Work task: Report the count of lines with "speed" in the data below, and no other words.

Material provided:
================

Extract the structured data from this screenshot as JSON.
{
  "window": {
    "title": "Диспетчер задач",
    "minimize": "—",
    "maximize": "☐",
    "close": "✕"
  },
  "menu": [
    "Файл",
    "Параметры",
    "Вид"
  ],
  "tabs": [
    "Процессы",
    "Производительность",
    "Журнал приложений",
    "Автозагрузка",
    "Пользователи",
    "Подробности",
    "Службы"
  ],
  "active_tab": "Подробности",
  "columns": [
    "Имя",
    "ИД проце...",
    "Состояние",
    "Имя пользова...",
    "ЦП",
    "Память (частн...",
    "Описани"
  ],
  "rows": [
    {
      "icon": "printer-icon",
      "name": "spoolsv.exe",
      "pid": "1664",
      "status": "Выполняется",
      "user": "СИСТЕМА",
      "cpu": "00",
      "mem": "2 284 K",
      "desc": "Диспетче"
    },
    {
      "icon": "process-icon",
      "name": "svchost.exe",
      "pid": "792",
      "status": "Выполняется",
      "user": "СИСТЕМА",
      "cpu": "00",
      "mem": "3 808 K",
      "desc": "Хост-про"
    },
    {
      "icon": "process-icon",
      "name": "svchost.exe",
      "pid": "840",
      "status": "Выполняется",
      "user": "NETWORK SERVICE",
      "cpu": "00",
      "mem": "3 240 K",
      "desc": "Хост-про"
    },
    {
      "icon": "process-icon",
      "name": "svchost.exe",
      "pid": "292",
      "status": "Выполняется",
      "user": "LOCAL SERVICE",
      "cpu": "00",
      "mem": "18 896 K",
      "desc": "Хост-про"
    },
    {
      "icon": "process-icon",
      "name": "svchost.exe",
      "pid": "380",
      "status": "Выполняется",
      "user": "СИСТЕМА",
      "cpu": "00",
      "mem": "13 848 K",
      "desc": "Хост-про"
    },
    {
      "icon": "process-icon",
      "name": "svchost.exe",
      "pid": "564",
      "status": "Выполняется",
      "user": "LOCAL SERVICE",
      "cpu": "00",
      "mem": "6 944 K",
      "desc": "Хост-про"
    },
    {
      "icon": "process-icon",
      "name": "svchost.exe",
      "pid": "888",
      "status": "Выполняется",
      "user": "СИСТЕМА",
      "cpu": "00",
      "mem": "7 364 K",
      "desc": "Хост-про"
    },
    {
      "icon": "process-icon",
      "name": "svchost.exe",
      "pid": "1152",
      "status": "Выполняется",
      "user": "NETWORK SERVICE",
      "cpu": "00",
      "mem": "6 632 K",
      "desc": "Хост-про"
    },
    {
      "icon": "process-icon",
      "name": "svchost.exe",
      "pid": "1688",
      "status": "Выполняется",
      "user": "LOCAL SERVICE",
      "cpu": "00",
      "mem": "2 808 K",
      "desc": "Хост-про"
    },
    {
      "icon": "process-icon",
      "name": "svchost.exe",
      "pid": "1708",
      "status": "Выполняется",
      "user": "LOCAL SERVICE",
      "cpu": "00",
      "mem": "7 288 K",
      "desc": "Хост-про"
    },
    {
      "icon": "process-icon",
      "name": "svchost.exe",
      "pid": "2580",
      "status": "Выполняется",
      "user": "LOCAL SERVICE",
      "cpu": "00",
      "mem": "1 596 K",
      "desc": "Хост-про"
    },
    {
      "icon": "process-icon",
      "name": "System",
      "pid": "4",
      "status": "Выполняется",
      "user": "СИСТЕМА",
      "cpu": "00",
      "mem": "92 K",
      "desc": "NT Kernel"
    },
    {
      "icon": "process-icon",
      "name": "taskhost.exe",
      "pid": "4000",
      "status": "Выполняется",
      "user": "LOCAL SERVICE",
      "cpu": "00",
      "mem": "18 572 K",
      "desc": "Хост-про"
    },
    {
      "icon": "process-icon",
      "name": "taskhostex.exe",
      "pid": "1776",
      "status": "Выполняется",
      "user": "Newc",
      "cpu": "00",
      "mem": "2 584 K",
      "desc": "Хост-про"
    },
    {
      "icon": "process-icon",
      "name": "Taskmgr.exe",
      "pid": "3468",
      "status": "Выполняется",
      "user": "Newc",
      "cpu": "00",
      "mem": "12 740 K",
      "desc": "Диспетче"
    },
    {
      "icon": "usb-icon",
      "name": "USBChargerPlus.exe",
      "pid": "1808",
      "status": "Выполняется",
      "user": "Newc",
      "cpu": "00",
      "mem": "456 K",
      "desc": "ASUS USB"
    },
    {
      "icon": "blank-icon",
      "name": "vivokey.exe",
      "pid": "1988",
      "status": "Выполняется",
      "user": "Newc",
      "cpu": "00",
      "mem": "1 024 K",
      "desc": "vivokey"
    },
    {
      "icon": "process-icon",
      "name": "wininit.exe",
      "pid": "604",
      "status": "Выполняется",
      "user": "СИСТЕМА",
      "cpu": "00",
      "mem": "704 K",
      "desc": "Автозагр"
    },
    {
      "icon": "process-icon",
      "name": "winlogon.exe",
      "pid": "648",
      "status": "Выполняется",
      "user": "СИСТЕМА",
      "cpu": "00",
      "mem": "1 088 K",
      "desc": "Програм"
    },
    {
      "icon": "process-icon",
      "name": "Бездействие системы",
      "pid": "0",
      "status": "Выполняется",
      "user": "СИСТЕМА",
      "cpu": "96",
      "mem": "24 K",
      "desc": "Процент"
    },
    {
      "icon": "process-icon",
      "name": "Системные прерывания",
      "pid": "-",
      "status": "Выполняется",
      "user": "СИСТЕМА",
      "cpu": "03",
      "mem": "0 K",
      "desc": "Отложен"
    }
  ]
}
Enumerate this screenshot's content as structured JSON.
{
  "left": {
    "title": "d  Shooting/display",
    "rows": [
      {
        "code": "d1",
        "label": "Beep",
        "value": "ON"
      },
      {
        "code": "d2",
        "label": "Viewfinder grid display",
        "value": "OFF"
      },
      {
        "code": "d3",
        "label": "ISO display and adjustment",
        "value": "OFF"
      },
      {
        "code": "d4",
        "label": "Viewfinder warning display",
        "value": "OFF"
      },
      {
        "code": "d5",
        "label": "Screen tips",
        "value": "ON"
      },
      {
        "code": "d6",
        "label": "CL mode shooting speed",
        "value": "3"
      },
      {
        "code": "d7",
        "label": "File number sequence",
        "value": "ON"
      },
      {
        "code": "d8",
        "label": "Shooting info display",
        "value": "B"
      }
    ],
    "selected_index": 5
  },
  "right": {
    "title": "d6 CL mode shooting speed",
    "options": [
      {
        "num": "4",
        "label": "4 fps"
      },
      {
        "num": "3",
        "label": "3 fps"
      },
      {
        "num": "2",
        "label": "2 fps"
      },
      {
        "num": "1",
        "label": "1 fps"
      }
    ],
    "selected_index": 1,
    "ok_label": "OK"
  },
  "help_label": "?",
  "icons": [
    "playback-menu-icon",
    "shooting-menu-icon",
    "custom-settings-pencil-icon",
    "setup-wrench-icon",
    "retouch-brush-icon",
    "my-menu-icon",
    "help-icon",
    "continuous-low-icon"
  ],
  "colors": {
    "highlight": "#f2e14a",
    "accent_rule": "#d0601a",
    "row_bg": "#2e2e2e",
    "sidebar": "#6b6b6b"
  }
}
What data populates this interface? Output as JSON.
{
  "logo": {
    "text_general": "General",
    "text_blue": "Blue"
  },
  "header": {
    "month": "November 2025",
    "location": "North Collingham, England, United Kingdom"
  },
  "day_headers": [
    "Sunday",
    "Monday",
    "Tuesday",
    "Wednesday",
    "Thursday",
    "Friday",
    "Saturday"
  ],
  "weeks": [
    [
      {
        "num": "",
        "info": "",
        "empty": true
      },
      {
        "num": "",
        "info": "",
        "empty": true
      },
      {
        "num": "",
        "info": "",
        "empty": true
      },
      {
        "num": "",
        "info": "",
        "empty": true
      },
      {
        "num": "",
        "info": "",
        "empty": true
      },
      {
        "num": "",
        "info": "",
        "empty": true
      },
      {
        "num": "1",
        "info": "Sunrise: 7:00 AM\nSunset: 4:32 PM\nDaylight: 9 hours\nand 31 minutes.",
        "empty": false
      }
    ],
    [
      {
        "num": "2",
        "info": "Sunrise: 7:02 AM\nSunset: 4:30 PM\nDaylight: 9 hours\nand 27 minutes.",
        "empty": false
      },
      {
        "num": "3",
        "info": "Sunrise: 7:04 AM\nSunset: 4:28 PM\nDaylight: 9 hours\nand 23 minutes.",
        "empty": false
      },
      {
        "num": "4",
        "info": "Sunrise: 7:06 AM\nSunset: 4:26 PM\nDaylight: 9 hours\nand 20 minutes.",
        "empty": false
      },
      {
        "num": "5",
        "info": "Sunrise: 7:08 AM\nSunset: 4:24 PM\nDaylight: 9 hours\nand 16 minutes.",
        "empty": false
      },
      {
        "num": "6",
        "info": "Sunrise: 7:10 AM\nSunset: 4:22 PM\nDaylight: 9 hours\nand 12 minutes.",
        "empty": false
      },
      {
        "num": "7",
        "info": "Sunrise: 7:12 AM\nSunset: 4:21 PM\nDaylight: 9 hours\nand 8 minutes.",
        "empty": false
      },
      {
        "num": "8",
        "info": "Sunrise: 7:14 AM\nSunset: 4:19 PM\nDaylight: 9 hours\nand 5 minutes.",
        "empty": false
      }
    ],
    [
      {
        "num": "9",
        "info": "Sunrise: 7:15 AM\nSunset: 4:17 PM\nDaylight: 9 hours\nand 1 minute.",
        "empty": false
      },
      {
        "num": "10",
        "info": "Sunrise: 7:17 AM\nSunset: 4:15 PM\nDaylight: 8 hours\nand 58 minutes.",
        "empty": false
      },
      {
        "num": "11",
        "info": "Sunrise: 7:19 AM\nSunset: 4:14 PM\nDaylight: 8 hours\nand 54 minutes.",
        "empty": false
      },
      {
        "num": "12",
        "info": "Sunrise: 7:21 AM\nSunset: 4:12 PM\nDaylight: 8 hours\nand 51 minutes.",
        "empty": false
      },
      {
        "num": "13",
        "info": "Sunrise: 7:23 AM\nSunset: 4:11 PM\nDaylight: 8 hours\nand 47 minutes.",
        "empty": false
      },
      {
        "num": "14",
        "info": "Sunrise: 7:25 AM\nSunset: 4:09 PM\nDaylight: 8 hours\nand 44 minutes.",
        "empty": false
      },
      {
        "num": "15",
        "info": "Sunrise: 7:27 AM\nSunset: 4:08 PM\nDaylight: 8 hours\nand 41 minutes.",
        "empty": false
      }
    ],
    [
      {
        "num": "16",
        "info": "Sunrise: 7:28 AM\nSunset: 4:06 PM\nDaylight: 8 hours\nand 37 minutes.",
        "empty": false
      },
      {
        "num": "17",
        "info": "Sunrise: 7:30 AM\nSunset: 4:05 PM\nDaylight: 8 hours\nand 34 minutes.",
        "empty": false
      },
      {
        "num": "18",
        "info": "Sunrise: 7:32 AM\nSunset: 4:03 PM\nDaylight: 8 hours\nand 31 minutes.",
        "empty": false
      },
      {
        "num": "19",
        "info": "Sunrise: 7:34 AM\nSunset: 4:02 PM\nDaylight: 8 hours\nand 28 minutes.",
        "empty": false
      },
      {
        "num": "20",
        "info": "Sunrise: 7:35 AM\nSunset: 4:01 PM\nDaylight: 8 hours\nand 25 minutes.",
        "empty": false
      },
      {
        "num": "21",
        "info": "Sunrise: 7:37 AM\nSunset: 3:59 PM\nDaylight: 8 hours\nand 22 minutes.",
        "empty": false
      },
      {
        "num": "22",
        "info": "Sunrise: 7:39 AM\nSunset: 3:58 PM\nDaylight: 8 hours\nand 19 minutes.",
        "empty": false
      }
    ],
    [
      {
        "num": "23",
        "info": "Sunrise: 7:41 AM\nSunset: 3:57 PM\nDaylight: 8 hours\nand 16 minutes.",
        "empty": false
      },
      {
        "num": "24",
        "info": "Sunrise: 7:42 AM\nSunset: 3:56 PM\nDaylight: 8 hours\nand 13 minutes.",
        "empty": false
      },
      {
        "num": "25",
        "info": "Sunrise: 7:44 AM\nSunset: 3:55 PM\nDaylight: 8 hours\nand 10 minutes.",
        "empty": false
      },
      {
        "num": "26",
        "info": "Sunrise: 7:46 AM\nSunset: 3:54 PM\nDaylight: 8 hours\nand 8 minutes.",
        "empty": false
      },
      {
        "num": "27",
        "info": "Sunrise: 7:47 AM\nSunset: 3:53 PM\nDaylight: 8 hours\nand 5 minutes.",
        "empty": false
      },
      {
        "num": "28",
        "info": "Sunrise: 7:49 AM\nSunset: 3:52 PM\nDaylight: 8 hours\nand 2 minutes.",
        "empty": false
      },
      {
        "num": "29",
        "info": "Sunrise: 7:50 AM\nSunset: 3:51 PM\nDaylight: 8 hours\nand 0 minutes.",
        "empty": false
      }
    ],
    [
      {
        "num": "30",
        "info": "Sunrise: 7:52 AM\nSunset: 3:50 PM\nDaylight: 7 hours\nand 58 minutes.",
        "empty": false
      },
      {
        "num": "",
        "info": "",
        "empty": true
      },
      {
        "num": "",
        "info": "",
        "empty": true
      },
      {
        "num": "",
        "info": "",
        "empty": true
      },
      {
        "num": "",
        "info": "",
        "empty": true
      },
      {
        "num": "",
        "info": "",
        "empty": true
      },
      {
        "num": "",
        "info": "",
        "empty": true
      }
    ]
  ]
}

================

Solution to this task: 2